Bible Reading Day 187

by markburlinson

Day 187: July 6 (Acts 13:1-23)

Good morning!

Antioch was a church full of life. There were Jewish and Gentile believers, and the leadership was diverse in gifting and heritage. After being a resource church for some time (sending a generous offering to the believers in Jerusalem during the famine), it now becomes a sending church. God speaks to the prophets and teachers on the leadership team and tells them to send Saul and Barnabas off on a journey.

This little missions team goes first to Cyprus (Barnabas’ home country). this was a natural choice as a starting point because they have an understanding of the culture. This may also be why Saul starts to use his Roman name Paul more than his Hebrew name Saul; for the sake of being more culturally acceptable.

Here in Cyprus they are able to influence the governor but there is resistance in the form of a sorceror called Elymas. It is common to see occult power close to governing authority because they share the same goal: to gain and exercise power. However, occult power is opposed to God’s power, and resists the spread of the good news. In this case, Elymas wants to stop the governor becoming a believer, but Paul accurately defines his motives and his spiritual state, and declares that he will be physically blind for a while (to match and expose his spiritual blindness).

This miracle convinces the governor to become a believer; not through fear of the consequences if he does not, but through respect for Paul’s integrity and faithfulness to God’s revelation.

From Cyprus they go on to a more challenging mission field: Pamphylia was wilder and less influenced by the Greek culture than other areas – it was the equivalent of going to “the wrong side of the tracks” and so John Mark decided not to continue with the rest of the team.

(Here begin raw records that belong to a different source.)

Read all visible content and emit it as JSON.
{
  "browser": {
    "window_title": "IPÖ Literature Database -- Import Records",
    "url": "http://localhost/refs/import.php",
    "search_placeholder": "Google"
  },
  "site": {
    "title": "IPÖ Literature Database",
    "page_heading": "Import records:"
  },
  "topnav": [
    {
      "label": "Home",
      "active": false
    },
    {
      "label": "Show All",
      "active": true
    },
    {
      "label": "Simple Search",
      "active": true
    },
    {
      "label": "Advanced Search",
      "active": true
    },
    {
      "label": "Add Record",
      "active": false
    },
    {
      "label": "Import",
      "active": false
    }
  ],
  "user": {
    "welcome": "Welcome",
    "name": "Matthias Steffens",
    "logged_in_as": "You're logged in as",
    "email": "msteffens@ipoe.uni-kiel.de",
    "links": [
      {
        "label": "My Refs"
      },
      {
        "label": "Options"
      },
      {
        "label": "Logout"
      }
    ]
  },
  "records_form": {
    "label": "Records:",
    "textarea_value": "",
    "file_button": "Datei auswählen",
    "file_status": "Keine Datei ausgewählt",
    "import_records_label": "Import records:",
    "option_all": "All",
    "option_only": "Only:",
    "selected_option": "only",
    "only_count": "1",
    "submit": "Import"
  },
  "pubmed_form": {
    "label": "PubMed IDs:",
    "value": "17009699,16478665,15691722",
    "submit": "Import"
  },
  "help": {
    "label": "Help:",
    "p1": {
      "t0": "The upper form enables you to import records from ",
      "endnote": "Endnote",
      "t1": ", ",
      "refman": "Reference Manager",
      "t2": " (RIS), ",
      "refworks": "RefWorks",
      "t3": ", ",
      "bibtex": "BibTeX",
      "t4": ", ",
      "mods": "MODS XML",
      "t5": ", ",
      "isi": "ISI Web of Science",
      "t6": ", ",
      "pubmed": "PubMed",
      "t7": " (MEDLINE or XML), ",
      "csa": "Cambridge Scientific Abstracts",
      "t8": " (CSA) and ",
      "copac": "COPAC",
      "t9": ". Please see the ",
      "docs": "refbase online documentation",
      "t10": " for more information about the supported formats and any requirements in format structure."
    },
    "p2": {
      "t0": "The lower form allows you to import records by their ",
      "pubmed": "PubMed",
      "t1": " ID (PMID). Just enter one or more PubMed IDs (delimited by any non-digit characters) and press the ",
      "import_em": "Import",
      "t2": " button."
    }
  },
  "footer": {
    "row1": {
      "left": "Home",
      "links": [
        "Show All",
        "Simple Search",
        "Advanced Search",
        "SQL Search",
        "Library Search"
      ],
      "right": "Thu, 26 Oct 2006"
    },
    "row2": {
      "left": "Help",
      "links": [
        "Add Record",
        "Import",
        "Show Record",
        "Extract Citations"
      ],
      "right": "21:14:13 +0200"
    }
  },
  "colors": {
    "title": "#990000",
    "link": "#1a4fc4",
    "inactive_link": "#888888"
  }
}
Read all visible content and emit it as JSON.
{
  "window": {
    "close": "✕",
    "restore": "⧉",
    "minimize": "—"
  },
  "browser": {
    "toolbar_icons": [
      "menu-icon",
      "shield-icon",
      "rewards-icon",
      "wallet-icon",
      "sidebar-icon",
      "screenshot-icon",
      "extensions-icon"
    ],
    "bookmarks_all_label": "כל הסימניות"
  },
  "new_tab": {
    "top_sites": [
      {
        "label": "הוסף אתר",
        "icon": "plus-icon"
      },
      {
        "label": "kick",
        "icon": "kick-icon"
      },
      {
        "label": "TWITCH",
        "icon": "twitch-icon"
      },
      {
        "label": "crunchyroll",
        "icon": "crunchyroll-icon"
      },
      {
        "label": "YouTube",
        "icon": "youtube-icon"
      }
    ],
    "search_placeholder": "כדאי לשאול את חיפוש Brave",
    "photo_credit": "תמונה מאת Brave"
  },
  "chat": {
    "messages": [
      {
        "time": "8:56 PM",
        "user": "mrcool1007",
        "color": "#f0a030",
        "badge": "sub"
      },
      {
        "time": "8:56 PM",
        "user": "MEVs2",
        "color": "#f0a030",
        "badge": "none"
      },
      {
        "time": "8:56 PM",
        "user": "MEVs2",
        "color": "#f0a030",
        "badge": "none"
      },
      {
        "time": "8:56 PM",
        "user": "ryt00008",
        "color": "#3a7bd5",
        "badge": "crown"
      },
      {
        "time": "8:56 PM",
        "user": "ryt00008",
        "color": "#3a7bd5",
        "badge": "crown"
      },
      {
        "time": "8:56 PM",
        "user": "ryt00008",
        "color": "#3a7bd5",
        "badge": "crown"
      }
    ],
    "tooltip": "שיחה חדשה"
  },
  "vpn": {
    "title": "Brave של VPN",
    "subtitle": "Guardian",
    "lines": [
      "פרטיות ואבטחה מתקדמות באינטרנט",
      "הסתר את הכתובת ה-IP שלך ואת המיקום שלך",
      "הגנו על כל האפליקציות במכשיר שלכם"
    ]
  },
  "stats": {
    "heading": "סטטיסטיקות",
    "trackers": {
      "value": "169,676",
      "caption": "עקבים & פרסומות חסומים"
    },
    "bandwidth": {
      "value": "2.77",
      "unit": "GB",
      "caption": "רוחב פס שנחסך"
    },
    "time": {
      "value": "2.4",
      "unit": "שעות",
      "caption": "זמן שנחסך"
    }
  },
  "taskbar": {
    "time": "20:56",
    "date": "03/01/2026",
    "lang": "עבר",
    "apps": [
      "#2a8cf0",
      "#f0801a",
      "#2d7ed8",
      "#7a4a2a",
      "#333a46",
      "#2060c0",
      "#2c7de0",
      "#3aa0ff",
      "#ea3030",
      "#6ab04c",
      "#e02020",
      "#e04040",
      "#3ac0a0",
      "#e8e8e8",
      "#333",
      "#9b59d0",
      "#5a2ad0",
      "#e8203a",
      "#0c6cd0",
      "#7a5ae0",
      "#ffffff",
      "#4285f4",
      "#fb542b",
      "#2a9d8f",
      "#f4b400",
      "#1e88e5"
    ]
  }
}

Traveling inland, Paul and Barnabas arrive at Antioch of Pisidia (maybe attractive to them as a city with the same name as their recent home city). There they go into the synagogue and are invited to speak. Paul links the coming of the Messiah, Jesus, to the history of Israel and the highlights of God’s plan for the Jews. We will see the reaction to his message tomorrow, but for today let’s reflect on the courage of these men. They are full of the Holy Spirit, they have been set apart by their home church, and they are going to unknown and uncivilized places in order to tell the people there about the good news of Jesus.

You and I have similar opportunities each day – hostile or indifferent settings where we can make a difference when we are full of the Holy Spirit. Ask God to show you one for you to influence today!

Have a great day!